- Food restriction
- A combination of food restriction and malabsorption
The surgical methods outlined above facilitate significant weight loss in patients for whom diet, exercise and medications have not worked despite the patients’ best efforts.
A surgical option can be pursued by people with a high BMI (body mass index) of 40 or greater. It is also an option if a person has a lower BMI if other health-threatening conditions are present, and a doctor recommends surgery for the health of the patient. While age is not a barrier to the surgery, patients typically range from 18-65 years old. Whether surgery is a possible solution, and which procedure is employed, is best made with the private counsel of a trusted bariatric surgeon and patient. There are risks inherent in surgery as well as benefits, and both of these considerations must be weighed seriously before surgery.
Losing a great deal of weight can have physical benefits for patients. It may help lessen the risks of heart disease and improve blood pressure. Memphis obesity surgery may result in the elimination of diabetes medications. Conditions relating to acid reflux may improve as well as those related to sleep apnea.
Overall, losing up to fifty percent of body weight can result in an increased energy level and significant relief from joint and back pain. Importantly, patients report that they experience an improvement in outlook and emotional well-being.
Surgery is not without risk. The American Society of Bariatric and Metabolic Surgeons report a mortality rate of less than .1% nationally for obesity surgery procedures. This risk should be weighed against the comorbid conditions that are life-threatening and closely associated with obesity including liver problems, heart disease, respiratory illnesses and diabetes.
During and post-surgical complications include bleeding, blood clots and infection. Other complications are hernias, diarrhea, constipation, anemia, gallstones and obstructions. Your surgeon will go over the possible complications with you during your pre-operative consultations. Make sure you ask your surgeon the chances of experiencing complications based on their previous surgeries. While not common, complications do occur and you will want to know how your surgical team addresses complications.
Weight loss after surgery can be quite significant amounting to 8 to 10 pounds per month or more. Your success after surgery will be determined by your adherence to a food plan prescribed by your doctor (both before and after surgery) which is designed to help facilitate weight loss, help the body heal, and imprint healthier eating habits that will serve you well the rest of your life.

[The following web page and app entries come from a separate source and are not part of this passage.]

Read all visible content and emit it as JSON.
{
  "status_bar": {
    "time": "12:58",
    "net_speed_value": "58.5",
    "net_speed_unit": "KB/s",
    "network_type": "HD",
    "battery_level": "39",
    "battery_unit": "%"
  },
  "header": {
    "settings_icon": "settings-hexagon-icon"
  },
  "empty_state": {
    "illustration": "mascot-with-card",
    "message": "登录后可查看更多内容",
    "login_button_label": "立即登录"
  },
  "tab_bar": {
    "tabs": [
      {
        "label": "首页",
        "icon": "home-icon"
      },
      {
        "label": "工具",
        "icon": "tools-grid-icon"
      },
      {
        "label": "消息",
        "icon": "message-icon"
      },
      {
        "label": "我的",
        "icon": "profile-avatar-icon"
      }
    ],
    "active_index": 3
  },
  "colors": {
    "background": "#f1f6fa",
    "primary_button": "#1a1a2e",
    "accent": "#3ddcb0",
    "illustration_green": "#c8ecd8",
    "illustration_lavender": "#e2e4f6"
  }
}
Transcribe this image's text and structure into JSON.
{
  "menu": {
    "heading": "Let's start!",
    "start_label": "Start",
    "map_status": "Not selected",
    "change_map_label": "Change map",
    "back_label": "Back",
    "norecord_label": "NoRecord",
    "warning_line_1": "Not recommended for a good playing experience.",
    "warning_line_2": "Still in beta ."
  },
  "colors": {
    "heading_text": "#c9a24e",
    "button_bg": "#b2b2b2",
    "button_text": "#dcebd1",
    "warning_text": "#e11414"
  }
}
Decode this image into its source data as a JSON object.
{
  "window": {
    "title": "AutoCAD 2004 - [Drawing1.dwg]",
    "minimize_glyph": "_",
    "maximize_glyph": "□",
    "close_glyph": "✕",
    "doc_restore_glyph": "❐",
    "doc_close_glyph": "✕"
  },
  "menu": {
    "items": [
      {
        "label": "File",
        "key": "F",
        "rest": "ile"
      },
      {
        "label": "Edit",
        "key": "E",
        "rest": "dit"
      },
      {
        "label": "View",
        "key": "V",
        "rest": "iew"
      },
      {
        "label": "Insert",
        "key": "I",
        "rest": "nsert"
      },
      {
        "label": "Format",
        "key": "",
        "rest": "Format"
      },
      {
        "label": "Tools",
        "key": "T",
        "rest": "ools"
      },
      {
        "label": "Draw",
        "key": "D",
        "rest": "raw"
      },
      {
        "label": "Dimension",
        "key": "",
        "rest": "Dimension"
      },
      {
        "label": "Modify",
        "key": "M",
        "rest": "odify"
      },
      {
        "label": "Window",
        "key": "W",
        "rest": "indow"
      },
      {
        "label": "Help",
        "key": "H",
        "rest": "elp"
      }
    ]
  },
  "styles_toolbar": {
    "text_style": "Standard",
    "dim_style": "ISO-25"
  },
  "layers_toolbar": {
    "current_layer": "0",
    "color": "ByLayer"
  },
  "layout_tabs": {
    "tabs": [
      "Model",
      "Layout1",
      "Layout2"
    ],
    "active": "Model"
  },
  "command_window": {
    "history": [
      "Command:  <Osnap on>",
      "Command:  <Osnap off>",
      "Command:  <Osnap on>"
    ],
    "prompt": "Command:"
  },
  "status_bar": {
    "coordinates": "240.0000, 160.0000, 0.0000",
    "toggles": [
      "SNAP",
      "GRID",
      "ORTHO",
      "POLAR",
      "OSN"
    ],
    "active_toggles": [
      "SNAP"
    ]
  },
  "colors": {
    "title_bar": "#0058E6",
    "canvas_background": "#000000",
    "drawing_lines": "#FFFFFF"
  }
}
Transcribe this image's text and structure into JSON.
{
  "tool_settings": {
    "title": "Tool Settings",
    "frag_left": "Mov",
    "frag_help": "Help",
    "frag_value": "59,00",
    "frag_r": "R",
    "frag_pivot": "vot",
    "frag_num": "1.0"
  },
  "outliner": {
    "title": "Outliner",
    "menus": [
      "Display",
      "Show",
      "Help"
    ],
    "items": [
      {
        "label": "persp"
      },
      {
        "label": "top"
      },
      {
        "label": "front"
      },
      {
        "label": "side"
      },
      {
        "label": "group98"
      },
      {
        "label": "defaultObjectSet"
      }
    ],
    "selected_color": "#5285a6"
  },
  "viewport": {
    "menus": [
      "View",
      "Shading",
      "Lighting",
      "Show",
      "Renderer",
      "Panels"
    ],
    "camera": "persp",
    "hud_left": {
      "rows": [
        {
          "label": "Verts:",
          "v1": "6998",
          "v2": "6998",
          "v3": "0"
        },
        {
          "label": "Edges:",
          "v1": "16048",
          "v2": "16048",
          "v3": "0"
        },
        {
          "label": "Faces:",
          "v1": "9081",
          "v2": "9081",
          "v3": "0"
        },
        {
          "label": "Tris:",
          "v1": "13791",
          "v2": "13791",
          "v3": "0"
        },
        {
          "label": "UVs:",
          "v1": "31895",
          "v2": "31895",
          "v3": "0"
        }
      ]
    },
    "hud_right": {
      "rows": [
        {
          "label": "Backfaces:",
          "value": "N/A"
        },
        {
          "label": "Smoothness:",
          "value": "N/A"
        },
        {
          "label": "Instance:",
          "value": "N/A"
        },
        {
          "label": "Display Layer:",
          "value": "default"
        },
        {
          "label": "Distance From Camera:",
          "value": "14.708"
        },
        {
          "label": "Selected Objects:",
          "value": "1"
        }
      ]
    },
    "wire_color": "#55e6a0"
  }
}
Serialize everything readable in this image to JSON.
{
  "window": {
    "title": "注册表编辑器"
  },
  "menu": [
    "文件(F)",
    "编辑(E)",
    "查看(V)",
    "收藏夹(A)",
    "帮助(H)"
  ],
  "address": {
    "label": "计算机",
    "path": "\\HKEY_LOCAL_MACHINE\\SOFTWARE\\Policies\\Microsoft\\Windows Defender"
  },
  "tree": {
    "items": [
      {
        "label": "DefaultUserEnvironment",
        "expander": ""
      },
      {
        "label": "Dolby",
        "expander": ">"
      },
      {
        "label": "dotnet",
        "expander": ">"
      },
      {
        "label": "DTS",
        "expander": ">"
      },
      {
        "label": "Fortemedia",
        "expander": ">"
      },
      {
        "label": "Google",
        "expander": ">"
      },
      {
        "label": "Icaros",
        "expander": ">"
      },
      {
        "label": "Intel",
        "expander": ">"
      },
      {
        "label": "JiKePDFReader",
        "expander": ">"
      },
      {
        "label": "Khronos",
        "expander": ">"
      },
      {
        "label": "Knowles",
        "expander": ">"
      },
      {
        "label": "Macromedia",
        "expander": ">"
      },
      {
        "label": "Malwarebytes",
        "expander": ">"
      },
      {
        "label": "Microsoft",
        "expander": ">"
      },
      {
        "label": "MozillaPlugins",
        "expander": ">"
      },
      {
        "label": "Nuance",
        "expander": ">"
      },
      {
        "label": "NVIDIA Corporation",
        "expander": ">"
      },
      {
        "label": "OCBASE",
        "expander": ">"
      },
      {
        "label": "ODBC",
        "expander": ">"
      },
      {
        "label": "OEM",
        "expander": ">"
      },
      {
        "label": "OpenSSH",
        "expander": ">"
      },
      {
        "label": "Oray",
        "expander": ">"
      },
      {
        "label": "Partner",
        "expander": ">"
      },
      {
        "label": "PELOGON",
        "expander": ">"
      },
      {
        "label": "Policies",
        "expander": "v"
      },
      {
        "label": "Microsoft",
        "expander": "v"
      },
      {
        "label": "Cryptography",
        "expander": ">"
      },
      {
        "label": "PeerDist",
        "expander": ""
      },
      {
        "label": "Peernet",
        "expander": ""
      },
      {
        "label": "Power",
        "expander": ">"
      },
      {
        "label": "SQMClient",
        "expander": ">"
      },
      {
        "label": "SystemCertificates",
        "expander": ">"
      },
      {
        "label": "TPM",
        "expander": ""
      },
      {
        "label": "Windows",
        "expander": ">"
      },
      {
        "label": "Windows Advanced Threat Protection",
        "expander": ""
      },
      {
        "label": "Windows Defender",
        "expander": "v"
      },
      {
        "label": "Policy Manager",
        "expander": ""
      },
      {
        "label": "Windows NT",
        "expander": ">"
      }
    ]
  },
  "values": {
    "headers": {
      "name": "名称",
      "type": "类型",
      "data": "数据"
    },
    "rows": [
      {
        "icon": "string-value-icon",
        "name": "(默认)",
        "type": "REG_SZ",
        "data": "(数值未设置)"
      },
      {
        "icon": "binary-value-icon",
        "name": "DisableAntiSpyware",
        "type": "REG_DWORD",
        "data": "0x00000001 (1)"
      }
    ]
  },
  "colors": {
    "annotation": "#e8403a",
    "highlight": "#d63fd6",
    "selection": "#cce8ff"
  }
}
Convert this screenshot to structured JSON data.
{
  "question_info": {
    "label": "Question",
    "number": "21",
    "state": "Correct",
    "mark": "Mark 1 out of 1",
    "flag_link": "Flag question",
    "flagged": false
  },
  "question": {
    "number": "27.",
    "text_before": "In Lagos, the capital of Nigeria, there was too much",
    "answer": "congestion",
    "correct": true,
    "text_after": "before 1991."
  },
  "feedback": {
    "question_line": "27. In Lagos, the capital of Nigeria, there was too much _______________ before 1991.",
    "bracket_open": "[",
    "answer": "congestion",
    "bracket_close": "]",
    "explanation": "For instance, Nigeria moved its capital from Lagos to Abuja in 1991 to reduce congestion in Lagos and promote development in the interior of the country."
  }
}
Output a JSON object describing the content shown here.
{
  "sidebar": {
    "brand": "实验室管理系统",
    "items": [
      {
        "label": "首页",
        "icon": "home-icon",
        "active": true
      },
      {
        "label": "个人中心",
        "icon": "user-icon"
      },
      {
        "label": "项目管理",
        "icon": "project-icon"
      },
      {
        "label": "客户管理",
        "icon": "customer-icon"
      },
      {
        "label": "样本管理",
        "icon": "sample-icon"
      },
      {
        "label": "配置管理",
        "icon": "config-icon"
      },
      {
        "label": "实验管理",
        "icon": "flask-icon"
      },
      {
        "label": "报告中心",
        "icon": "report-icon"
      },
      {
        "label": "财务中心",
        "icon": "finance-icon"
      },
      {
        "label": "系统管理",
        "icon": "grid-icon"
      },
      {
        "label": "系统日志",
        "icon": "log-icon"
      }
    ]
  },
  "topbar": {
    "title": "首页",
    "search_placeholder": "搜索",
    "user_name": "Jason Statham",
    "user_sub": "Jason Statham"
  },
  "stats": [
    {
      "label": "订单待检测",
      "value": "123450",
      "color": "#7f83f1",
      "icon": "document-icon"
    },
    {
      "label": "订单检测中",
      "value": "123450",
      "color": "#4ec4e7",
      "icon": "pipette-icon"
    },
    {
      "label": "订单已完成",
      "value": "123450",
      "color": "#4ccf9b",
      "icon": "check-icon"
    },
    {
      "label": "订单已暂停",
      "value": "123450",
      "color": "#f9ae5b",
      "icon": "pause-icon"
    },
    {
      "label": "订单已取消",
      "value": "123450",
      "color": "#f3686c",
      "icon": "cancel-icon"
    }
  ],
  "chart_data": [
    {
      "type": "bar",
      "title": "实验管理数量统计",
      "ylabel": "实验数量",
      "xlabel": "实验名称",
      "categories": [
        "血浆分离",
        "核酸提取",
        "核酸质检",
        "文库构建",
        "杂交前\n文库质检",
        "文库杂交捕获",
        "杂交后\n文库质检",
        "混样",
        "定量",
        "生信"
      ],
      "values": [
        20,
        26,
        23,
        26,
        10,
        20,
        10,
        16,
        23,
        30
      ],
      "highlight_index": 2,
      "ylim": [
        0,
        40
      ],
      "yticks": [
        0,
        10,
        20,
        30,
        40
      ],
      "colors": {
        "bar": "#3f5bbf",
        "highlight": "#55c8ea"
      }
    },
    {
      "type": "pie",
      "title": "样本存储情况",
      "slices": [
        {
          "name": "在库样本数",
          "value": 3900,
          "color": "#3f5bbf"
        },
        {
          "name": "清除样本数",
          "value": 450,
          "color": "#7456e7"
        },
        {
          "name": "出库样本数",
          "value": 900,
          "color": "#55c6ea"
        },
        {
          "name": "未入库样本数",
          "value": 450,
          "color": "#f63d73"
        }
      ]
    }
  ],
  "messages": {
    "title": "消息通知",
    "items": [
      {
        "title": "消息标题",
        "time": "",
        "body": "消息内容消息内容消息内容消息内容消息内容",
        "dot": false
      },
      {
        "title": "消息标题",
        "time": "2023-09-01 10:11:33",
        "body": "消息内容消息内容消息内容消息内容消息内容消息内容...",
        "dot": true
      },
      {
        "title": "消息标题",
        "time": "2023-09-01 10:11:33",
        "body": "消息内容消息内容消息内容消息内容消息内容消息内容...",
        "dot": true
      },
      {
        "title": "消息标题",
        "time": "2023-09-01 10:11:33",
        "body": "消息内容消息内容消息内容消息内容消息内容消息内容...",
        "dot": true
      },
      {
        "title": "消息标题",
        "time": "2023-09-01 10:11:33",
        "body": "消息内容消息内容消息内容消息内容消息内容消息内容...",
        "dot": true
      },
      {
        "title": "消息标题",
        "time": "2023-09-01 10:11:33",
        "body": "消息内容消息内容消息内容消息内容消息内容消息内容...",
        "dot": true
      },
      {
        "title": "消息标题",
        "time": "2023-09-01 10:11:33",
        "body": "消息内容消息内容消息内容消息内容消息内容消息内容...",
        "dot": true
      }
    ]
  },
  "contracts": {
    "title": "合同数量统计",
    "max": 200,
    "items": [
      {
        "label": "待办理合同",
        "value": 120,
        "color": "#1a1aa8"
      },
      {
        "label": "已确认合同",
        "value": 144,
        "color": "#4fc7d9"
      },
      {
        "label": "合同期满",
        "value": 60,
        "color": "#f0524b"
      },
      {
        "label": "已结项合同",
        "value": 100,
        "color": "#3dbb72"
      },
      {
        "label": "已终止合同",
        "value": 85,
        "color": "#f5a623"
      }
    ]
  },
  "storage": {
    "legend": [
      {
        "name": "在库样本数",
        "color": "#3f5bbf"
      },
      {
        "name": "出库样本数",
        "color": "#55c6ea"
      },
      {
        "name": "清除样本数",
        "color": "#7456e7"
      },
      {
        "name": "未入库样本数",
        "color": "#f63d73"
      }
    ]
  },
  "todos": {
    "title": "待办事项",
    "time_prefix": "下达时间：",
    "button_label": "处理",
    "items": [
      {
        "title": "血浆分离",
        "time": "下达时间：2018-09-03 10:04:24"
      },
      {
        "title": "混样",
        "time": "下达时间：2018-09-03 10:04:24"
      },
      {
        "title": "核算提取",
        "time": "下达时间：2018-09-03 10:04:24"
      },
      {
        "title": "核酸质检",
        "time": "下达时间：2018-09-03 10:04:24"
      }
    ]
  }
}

You will be encouraged to increase your physical activity as you are able towards pursuing activities that you might not have been able to participate in before surgery.